While mental health seems to have been at the forefront of conversation for some time now, it’s still a taboo subject in more traditional arenas.
And until recently, professional sport has been renowned for being a difficult space to talk about perceived weaknesses.
But that’s all (mercifully) changing.
To encourage their players to discuss their own mental health, the Rugby Players’ Association has just launched a campaign seeking to break the stigma around the topic.
‘Lift the Weight’ is helping to put players in touch with various mental health charities, as well as providing advice on topics ranging from ‘addictive behaviours’ to depression, anxiety and relationships.
One in four people in the UK will be affected by mental illness at some point – most commonly affected by depression and anxiety.
The RPA say that the pressures and strains that come with being a professional sportsperson are often a catalyst for mental health issues – which is why they’re urging them to take action.
And the direct approach obviously works: following a previous campaign last year, more rugby players contacted the RPA’s counselling service than ever before.
‘From coping with injury and intense pressure to perform week in, week out, to facing constant media scrutiny and meeting the high expectations of fans, players experience a unique set of pressures,’ says the RPA.
‘Despite a number of high-profile elite athletes speaking out about their own struggles with mental health, the stigma around these issues remains.’
The campaign site offers all RPA members 24/7 confidential counselling, provided by Cognacity.
Various high profile players are taking part in the campaign, including James Haskell, Jonny Wilkinson, Duncan Bell, and Matt Hankin.
Jono Kitto, who plays for the Leicester Tigers, says that at one point his depression left him suicidal.
‘I very much wanted to die…I didn’t feel any sense of hope that things were going to get better. It was really tough because I didn’t’ want to admit that I was struggling.
‘I didn’t know what that would mean for me as a male and my identity – but I got to a place where I was desperate and didn’t have a choice.
‘As soon as I had a conversation, I felt like all of a sudden I had a weight lifted off my shoulders because now I could walk through it with other people and it wasn’t just my own battle.’
He says that it was only when he started talking about his mental health with other people that he realised that perhaps it wasn’t the shameful “abnormal” thing he’d always considered it to be.
He also goes on to stress that the best way to support someone dealing with mental health issues is not to treat them any differently.

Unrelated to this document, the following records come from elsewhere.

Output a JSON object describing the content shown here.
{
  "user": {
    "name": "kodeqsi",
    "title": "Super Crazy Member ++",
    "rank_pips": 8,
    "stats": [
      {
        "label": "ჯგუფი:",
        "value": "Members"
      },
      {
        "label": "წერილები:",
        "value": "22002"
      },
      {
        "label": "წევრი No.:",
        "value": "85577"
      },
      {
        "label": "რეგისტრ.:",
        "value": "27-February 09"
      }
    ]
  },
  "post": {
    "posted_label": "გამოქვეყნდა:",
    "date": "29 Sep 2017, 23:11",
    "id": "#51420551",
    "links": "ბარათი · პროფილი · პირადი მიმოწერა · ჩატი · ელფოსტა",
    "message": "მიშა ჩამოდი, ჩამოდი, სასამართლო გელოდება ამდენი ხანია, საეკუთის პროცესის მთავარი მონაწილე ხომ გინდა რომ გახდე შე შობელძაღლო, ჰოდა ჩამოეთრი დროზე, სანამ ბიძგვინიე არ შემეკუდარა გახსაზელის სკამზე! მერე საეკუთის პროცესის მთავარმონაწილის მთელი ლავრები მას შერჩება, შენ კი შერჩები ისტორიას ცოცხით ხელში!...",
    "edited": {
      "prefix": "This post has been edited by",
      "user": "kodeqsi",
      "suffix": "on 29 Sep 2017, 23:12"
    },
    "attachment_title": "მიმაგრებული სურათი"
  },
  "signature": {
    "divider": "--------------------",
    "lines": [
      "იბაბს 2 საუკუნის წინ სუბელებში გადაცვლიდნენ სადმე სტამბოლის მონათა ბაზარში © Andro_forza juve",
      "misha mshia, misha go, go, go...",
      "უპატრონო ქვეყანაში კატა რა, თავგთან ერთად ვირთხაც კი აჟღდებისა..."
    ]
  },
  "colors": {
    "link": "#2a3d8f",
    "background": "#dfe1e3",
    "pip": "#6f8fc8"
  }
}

‘The last thing that I wanted to feel when I was depressed was that I was abnormal and different…treat (people living with mental health problems) exactly the same. Be there for them – ask them questions about how they’re doing and don’t take “I’m OK” as an answer.’
You can find a whole roster of interviews with other players on the #LiftTheWeight website.

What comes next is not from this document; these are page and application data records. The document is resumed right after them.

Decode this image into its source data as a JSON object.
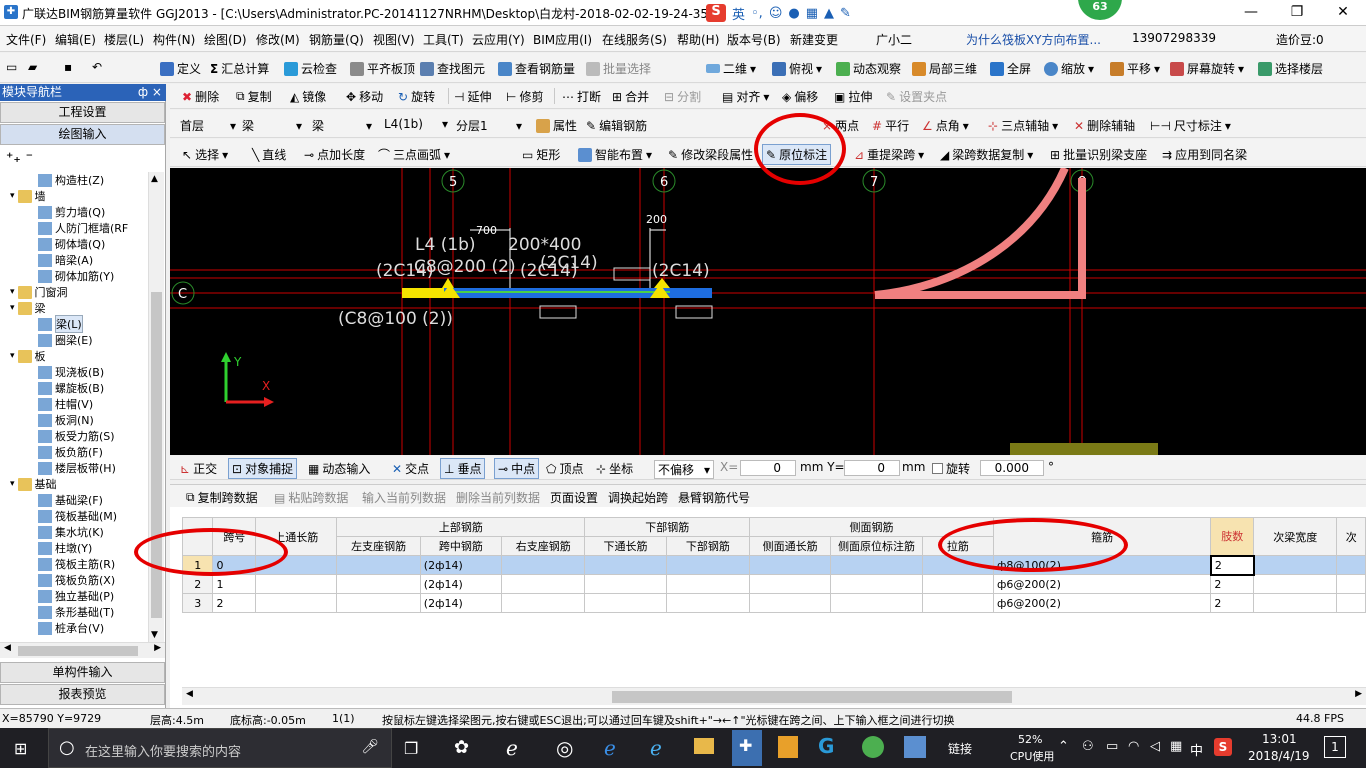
{
  "title_bar": {
    "title": "广联达BIM钢筋算量软件 GGJ2013 - [C:\\Users\\Administrator.PC-20141127NRHM\\Desktop\\白龙村-2018-02-02-19-24-35",
    "ime_lang": "英",
    "badge": "63"
  },
  "menu": [
    "文件(F)",
    "编辑(E)",
    "楼层(L)",
    "构件(N)",
    "绘图(D)",
    "修改(M)",
    "钢筋量(Q)",
    "视图(V)",
    "工具(T)",
    "云应用(Y)",
    "BIM应用(I)",
    "在线服务(S)",
    "帮助(H)",
    "版本号(B)",
    "新建变更",
    "广小二",
    "为什么筏板XY方向布置...",
    "13907298339",
    "造价豆:0"
  ],
  "toolbar1": [
    "定义",
    "汇总计算",
    "云检查",
    "平齐板顶",
    "查找图元",
    "查看钢筋量",
    "批量选择",
    "二维",
    "俯视",
    "动态观察",
    "局部三维",
    "全屏",
    "缩放",
    "平移",
    "屏幕旋转",
    "选择楼层"
  ],
  "panel": {
    "title": "模块导航栏",
    "pin": "ф ×",
    "btn_engineering": "工程设置",
    "btn_drawing": "绘图输入",
    "btn_single": "单构件输入",
    "btn_report": "报表预览"
  },
  "tree": [
    {
      "label": "构造柱(Z)",
      "type": "leaf",
      "indent": 2
    },
    {
      "label": "墙",
      "type": "folder",
      "indent": 1
    },
    {
      "label": "剪力墙(Q)",
      "type": "leaf",
      "indent": 2
    },
    {
      "label": "人防门框墙(RF",
      "type": "leaf",
      "indent": 2
    },
    {
      "label": "砌体墙(Q)",
      "type": "leaf",
      "indent": 2
    },
    {
      "label": "暗梁(A)",
      "type": "leaf",
      "indent": 2
    },
    {
      "label": "砌体加筋(Y)",
      "type": "leaf",
      "indent": 2
    },
    {
      "label": "门窗洞",
      "type": "folder",
      "indent": 1
    },
    {
      "label": "梁",
      "type": "folder",
      "indent": 1
    },
    {
      "label": "梁(L)",
      "type": "leaf",
      "indent": 2
    },
    {
      "label": "圈梁(E)",
      "type": "leaf",
      "indent": 2
    },
    {
      "label": "板",
      "type": "folder",
      "indent": 1
    },
    {
      "label": "现浇板(B)",
      "type": "leaf",
      "indent": 2
    },
    {
      "label": "螺旋板(B)",
      "type": "leaf",
      "indent": 2
    },
    {
      "label": "柱帽(V)",
      "type": "leaf",
      "indent": 2
    },
    {
      "label": "板洞(N)",
      "type": "leaf",
      "indent": 2
    },
    {
      "label": "板受力筋(S)",
      "type": "leaf",
      "indent": 2
    },
    {
      "label": "板负筋(F)",
      "type": "leaf",
      "indent": 2
    },
    {
      "label": "楼层板带(H)",
      "type": "leaf",
      "indent": 2
    },
    {
      "label": "基础",
      "type": "folder",
      "indent": 1
    },
    {
      "label": "基础梁(F)",
      "type": "leaf",
      "indent": 2
    },
    {
      "label": "筏板基础(M)",
      "type": "leaf",
      "indent": 2
    },
    {
      "label": "集水坑(K)",
      "type": "leaf",
      "indent": 2
    },
    {
      "label": "柱墩(Y)",
      "type": "leaf",
      "indent": 2
    },
    {
      "label": "筏板主筋(R)",
      "type": "leaf",
      "indent": 2
    },
    {
      "label": "筏板负筋(X)",
      "type": "leaf",
      "indent": 2
    },
    {
      "label": "独立基础(P)",
      "type": "leaf",
      "indent": 2
    },
    {
      "label": "条形基础(T)",
      "type": "leaf",
      "indent": 2
    },
    {
      "label": "桩承台(V)",
      "type": "leaf",
      "indent": 2
    }
  ],
  "toolbar2": [
    "删除",
    "复制",
    "镜像",
    "移动",
    "旋转",
    "延伸",
    "修剪",
    "打断",
    "合并",
    "分割",
    "对齐",
    "偏移",
    "拉伸",
    "设置夹点"
  ],
  "toolbar3": {
    "floor": "首层",
    "type1": "梁",
    "type2": "梁",
    "name": "L4(1b)",
    "layer": "分层1",
    "items": [
      "属性",
      "编辑钢筋",
      "两点",
      "平行",
      "点角",
      "三点辅轴",
      "删除辅轴",
      "尺寸标注"
    ]
  },
  "toolbar4": [
    "选择",
    "直线",
    "点加长度",
    "三点画弧",
    "矩形",
    "智能布置",
    "修改梁段属性",
    "原位标注",
    "重提梁跨",
    "梁跨数据复制",
    "批量识别梁支座",
    "应用到同名梁"
  ],
  "canvas": {
    "axes": [
      "5",
      "6",
      "7",
      "8",
      "C"
    ],
    "annotations": {
      "beam_name": "L4 (1b)",
      "beam_size": "200*400",
      "stirrup_top": "C8@200 (2)",
      "dim1": "700",
      "dim2": "200",
      "left_bar": "(2C14)",
      "mid_bar": "(2C14)",
      "mid_bar2": "(2C14)",
      "right_bar": "(2C14)",
      "bottom_stirrup": "(C8@100 (2))"
    },
    "ucs_y": "Y",
    "ucs_x": "X"
  },
  "snapbar": {
    "items": [
      "正交",
      "对象捕捉",
      "动态输入",
      "交点",
      "垂点",
      "中点",
      "顶点",
      "坐标"
    ],
    "offset": "不偏移",
    "x_label": "X=",
    "x_value": "0",
    "y_label": "mm Y=",
    "y_value": "0",
    "mm": "mm",
    "rotate_label": "旋转",
    "rotate_value": "0.000",
    "deg": "°"
  },
  "gridtoolbar": [
    "复制跨数据",
    "粘贴跨数据",
    "输入当前列数据",
    "删除当前列数据",
    "页面设置",
    "调换起始跨",
    "悬臂钢筋代号"
  ],
  "grid": {
    "header_top": [
      "跨号",
      "上通长筋",
      "上部钢筋",
      "下部钢筋",
      "侧面钢筋",
      "箍筋",
      "肢数",
      "次梁宽度",
      "次"
    ],
    "header_sub": [
      "左支座钢筋",
      "跨中钢筋",
      "右支座钢筋",
      "下通长筋",
      "下部钢筋",
      "侧面通长筋",
      "侧面原位标注筋",
      "拉筋"
    ],
    "rows": [
      {
        "no": "1",
        "span": "0",
        "mid": "(2ф14)",
        "stirrup": "ф8@100(2)",
        "legs": "2"
      },
      {
        "no": "2",
        "span": "1",
        "mid": "(2ф14)",
        "stirrup": "ф6@200(2)",
        "legs": "2"
      },
      {
        "no": "3",
        "span": "2",
        "mid": "(2ф14)",
        "stirrup": "ф6@200(2)",
        "legs": "2"
      }
    ]
  },
  "status": {
    "coords": "X=85790 Y=9729",
    "floor_height": "层高:4.5m",
    "base_height": "底标高:-0.05m",
    "count": "1(1)",
    "hint": "按鼠标左键选择梁图元,按右键或ESC退出;可以通过回车键及shift+\"→←↑\"光标键在跨之间、上下输入框之间进行切换",
    "fps": "44.8 FPS"
  },
  "taskbar": {
    "search_placeholder": "在这里输入你要搜索的内容",
    "link": "链接",
    "cpu_percent": "52%",
    "cpu_label": "CPU使用",
    "lang": "中",
    "time": "13:01",
    "date": "2018/4/19",
    "notify": "1"
  },
  "colors": {
    "highlight": "#e50000",
    "title_blue": "#2b63b8",
    "canvas": "#000000",
    "selected_row": "#b7d2f2"
  }
}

‘Mental health issues can affect anybody at any time and, as I know from my own early retirement from playing, rugby players are no exception,’ said RPA Group CEO Damian Hopley.
‘We’re extremely grateful to our ambassadors for their openness and honesty in speaking out about their experiences of a subject that still carries stigma throughout society.
‘We believe this campaign will provide essential support to any of our members who need it, but will also inspire the wider public to be open about mental health and seek help if they are struggling in any way.’